theory of cuspoids) and Kelvin’s ship-wave pattern are outlined.
In conclusion, the NIST Handbook provides comprehensive information on hundreds of mathematical functions - from elementary transcendental ones and classical orthogonal polynomials to q-deformed special functions, functions of matrix
arguments, and catastrophes. Their qualitative features are illustrated by numerous
color Figures in two or three dimensions. This is a timely and authoritative modern
replacement of the classic A&S, reflecting new results obtained since the year of
the first NBS edition and new technological achievements. The associated DLMF
may well serve as a model for the effective presentation of highly mathematical
reference material on the Web.
The exposition is eminently readable and delightful, and everyone who works with
or applies special mathematical functions will profit definitely from this impressive
[1] Abramowitz M. and Stegun I., Handbook of Mathematical Functions, Dover,
New York 1972.
[2] Borzov V. and Damaskinsky V., Generalized Coherent States for Classical
Orthogonal Polynomials, arxiv:math.CA-0209181, In: Proc. Int. Conference
“Day of Difraction 2002”, St. Petersburg 2002.
[3] Borzov V., Orthogonal Polynomials and Generalized Oscillator Algebras, Integral Transf. and Special Funct. 12 (2001) 115-138
[4] Borzov V. and Damaskinsky V., The Generalized Coherent States for Oscillators, Connected with Meixner and Meixner-Pollaczek Polynomials, Zapiski
Nauchn. Semin. POMI 317 (2004) 66-93 [arxiv:quant-ph/0503091].
[5] Borzov V. and Damaskinsky V., Coherent States of Krawtchouk Oscillator
and Beyond, arXiv:math-ph/0612071, In: Proc. Int. Conf. “Day on Diffraction 2006”, St. Petersburg 2006.
Book Review
[6] Brif C., SU(2) and SU(1,1) Algebra Eigenstates: A Unified Analytic Approach
to Coherent and Intelligent States, Int. J. Theor. Phys. 36 (1997) 1651-1681 ;
Trifonov D., Robertson Intelligent States, J. Phys. A: Math. & Gen. 30 (1997)
[7] Dodonov V., Malkin I. and Man’ko V., Even and Odd Coherent States and
Excitations of a Singular Oscillator, Physica 72 (1974) 597-615;
Trifonov D., Exact Solutions for the General Nonstationary Oscillator with a
Singular Perturbation, J. Phys.

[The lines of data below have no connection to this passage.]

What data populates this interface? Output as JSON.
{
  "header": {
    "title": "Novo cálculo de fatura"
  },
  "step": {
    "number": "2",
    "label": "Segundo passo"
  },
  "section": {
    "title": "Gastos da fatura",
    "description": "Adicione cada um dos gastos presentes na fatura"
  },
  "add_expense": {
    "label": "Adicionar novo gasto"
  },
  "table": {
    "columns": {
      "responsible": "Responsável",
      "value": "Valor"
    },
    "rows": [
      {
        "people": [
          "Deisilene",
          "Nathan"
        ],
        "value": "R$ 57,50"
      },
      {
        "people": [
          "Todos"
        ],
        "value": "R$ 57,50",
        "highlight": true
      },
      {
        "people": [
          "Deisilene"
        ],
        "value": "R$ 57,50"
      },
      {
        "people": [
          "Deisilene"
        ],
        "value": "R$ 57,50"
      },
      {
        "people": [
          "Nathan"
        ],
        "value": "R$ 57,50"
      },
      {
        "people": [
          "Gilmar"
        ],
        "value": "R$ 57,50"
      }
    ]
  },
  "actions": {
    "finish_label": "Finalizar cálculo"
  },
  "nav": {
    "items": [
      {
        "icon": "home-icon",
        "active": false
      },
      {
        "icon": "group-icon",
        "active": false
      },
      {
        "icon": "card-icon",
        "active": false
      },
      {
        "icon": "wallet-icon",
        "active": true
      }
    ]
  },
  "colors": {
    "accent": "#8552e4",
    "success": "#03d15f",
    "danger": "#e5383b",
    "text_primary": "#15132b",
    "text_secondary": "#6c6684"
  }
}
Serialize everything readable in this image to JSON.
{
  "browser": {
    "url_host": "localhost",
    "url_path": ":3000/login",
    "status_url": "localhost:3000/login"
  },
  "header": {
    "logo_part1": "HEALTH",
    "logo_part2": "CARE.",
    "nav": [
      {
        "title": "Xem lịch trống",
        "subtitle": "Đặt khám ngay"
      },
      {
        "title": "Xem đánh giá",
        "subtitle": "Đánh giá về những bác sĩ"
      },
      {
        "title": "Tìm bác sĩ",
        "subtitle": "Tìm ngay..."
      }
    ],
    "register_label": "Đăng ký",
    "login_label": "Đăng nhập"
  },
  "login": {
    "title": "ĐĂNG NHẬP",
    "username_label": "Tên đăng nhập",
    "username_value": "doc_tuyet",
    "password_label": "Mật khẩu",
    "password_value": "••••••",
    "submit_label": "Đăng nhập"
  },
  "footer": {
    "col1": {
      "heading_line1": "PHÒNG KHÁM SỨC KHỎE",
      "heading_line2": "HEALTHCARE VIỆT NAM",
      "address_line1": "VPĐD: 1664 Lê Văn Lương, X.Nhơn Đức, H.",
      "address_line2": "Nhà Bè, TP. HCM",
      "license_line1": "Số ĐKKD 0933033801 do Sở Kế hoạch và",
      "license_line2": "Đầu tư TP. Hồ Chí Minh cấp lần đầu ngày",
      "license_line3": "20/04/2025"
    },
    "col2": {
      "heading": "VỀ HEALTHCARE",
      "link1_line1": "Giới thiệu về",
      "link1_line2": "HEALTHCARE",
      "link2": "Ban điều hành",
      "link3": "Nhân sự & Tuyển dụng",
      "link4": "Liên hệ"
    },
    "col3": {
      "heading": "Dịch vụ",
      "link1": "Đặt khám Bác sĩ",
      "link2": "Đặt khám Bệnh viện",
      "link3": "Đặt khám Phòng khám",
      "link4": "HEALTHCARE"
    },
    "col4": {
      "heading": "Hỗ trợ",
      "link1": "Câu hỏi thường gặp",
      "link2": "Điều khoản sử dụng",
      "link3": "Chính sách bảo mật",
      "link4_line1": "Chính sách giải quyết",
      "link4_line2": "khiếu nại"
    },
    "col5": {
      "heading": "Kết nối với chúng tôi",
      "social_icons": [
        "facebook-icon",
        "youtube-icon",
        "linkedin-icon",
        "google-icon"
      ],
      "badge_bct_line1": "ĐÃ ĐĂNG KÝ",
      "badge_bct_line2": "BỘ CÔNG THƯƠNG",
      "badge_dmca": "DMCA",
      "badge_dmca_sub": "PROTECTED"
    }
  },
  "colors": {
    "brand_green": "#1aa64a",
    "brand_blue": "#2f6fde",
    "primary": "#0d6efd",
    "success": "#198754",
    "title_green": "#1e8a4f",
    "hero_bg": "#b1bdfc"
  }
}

A: Math. & Gen. 32 (1999) 3649-3661.
[8] Jellal A., Coherent States for Generalized Laguerre Functions, Mod. Phys.
Lett. A 17 (2002) 671-682.
[9] Malkin I., Man’ko V. and Trifonov D., Coherent States and Transition Probabilities in Time-dependent Electromagnetic Field, Phys. Rev. D 2 (1970)
[10] Mladenov I. New Geometrical Applications of the Elliptic Integrals: The Mylar Balloon, J. Nonlinear Math. Phys. 11 (2004) 55-65.
[11] Sixdeniers J., Penson K. and Solomon A., Mittag - Leffler Coherent States, J.
Phys. A: Math. & Gen. 32 (1999) 7543-7563.
[12] Trifonov D., Barut-Girardello Coherent States for u(p, q) and sp(N, R) and
their Macroscopic Superpositions, J. Phys. A: Math. & Gen. 31 (1998) 56735696.
[13] Vallée O. and Soares M., Airy Functions and Applications to Physics, Imperial College Press, London 2004.
Dimitar Trifonov
Institute for Nuclear Research
and Nuclear Energy
Bulgarian Academy of Sciences
72 Tsarigradsko chaussée
Sofia 1784, BULGARIA
E-mail address: [email protected]